[WHAT TO WORK ON]
Locate the word "share" in the entries below, then gather every line that holds it.

[Page and application data records]
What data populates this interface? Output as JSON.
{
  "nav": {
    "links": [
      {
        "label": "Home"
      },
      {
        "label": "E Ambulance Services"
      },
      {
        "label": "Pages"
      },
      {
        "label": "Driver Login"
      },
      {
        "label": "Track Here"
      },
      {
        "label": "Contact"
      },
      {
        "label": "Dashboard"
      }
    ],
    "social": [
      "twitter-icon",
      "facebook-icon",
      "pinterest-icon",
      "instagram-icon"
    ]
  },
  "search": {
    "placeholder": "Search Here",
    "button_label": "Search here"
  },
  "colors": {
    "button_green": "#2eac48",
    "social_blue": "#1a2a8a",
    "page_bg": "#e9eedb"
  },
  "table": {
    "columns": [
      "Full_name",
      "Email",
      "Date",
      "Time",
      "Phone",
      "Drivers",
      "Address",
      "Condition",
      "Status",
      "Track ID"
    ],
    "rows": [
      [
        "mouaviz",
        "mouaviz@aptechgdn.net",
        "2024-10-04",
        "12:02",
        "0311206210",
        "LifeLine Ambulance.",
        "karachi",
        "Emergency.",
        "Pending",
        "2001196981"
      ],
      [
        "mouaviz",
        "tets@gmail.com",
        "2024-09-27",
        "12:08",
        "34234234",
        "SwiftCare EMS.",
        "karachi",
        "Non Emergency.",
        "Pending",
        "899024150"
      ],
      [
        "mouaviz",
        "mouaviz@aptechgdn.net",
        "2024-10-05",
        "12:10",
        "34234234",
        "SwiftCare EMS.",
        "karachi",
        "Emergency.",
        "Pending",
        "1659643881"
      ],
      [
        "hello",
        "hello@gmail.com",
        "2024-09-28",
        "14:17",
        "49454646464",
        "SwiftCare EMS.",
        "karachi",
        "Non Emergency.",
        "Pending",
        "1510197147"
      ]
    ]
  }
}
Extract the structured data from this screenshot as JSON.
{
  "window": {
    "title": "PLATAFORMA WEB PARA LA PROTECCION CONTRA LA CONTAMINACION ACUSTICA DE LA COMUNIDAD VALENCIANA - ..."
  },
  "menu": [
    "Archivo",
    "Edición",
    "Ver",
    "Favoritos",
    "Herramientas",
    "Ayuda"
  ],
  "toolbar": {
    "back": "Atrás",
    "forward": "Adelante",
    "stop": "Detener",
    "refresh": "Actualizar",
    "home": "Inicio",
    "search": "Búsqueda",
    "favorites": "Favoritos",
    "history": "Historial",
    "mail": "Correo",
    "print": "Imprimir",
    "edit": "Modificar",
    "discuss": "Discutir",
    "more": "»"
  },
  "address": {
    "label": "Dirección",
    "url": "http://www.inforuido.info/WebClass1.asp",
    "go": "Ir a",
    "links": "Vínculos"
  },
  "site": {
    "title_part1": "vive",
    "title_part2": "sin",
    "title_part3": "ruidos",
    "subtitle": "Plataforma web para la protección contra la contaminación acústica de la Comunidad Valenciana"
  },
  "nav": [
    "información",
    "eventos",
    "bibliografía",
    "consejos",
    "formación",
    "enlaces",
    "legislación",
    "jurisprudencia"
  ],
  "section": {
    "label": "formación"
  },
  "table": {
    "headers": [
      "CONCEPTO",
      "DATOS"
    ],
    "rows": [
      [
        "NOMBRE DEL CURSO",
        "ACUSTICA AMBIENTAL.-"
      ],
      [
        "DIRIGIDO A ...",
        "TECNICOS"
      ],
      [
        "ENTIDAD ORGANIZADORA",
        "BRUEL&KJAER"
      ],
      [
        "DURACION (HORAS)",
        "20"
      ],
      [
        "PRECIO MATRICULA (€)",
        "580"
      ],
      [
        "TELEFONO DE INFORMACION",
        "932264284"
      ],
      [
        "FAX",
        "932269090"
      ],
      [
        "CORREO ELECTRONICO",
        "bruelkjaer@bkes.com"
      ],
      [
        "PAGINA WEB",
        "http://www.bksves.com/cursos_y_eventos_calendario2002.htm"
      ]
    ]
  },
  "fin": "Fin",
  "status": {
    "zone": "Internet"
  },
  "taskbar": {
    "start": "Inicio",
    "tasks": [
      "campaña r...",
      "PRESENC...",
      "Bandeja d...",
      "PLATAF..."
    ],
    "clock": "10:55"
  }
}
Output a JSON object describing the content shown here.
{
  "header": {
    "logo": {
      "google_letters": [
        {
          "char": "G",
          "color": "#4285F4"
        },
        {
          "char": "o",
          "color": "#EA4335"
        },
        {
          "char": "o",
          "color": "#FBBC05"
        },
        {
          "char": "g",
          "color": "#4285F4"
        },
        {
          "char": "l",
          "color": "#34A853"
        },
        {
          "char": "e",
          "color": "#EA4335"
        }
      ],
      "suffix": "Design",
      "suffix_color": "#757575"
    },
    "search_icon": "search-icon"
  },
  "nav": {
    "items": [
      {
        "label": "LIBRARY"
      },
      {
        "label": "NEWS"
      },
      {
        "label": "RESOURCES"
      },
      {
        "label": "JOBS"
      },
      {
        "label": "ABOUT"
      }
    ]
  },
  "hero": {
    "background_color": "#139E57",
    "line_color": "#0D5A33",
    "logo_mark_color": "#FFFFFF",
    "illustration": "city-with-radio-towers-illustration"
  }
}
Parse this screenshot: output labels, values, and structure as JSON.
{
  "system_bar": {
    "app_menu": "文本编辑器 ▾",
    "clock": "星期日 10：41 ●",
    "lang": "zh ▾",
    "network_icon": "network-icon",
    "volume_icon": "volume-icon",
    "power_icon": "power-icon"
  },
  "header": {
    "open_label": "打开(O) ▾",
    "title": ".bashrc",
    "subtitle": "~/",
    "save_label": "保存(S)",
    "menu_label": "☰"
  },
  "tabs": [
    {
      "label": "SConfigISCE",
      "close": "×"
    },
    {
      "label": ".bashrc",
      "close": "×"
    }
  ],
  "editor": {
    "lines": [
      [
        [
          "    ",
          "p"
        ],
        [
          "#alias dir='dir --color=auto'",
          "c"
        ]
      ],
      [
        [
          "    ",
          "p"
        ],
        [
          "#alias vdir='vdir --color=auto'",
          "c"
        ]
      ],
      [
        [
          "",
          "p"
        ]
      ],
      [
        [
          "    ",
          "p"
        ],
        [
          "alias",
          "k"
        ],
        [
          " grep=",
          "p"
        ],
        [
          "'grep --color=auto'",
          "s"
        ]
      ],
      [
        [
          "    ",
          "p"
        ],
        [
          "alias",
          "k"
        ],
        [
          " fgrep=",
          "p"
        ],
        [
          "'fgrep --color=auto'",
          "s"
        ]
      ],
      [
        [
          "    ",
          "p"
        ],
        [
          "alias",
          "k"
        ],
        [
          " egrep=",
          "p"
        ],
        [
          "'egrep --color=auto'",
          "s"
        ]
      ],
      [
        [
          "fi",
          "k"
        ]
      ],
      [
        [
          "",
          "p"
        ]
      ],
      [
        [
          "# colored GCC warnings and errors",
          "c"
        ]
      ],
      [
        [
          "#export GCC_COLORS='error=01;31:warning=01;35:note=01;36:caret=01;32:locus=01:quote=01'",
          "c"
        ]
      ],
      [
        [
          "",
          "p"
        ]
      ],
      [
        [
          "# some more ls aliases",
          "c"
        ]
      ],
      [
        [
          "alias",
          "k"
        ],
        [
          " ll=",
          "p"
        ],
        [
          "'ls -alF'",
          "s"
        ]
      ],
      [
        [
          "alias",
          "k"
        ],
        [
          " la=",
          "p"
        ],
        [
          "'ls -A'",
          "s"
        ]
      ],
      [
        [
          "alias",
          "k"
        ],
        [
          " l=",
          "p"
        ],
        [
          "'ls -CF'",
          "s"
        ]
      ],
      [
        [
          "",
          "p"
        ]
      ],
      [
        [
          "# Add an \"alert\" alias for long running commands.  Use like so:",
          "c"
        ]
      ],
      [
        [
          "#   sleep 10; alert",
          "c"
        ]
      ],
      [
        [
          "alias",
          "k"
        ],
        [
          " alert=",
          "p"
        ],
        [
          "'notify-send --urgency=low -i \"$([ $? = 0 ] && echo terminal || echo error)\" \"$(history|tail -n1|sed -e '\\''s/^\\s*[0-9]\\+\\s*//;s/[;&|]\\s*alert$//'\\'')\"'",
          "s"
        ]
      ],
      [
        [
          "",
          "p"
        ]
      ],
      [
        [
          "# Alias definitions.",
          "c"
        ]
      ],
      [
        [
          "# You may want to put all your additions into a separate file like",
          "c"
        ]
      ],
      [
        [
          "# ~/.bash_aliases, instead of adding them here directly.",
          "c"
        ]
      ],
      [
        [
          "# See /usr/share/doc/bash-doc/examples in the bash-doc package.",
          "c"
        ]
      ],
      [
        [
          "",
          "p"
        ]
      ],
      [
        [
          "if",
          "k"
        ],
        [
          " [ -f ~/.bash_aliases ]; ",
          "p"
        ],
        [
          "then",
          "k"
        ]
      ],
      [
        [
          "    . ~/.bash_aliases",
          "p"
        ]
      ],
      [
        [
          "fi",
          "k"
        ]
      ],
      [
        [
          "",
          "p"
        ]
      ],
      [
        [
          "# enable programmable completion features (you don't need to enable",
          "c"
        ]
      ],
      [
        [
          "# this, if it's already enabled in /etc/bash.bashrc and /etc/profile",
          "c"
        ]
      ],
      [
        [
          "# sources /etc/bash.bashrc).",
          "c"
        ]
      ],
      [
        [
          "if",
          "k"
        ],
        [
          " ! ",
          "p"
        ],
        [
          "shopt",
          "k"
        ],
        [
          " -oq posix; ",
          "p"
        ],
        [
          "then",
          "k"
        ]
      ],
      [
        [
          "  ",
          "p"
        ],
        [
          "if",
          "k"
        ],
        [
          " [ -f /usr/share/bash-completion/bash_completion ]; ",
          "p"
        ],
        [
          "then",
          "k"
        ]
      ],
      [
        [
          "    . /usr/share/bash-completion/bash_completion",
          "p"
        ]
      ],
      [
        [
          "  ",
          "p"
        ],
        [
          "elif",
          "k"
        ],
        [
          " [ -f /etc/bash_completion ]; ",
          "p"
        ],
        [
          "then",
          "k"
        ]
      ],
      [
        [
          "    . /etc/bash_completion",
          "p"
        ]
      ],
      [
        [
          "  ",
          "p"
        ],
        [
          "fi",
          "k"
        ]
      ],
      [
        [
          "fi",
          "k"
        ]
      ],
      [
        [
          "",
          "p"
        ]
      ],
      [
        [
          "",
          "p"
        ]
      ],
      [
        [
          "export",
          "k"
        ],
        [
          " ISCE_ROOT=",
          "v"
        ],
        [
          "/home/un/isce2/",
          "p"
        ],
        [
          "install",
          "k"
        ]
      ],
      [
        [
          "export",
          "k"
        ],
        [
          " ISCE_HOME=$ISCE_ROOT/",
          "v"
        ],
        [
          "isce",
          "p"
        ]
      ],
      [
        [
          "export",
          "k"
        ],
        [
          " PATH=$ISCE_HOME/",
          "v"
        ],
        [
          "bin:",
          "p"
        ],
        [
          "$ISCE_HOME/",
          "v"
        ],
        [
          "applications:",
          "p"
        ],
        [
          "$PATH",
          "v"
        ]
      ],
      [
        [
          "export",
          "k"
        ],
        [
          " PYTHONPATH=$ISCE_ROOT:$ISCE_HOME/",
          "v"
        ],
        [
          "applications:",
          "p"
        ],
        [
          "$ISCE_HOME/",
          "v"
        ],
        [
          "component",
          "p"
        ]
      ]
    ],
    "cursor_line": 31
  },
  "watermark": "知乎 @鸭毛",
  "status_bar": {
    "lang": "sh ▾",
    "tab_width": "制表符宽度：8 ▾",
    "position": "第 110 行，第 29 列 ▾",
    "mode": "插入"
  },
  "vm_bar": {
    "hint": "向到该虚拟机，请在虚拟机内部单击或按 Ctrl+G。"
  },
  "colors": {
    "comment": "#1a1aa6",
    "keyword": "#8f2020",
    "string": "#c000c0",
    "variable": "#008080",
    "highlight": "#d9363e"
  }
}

[ANSWER AREA]
          "# See /usr/share/doc/bash-doc/examples in the bash-doc package.",
          " [ -f /usr/share/bash-completion/bash_completion ]; ",
          "    . /usr/share/bash-completion/bash_completion",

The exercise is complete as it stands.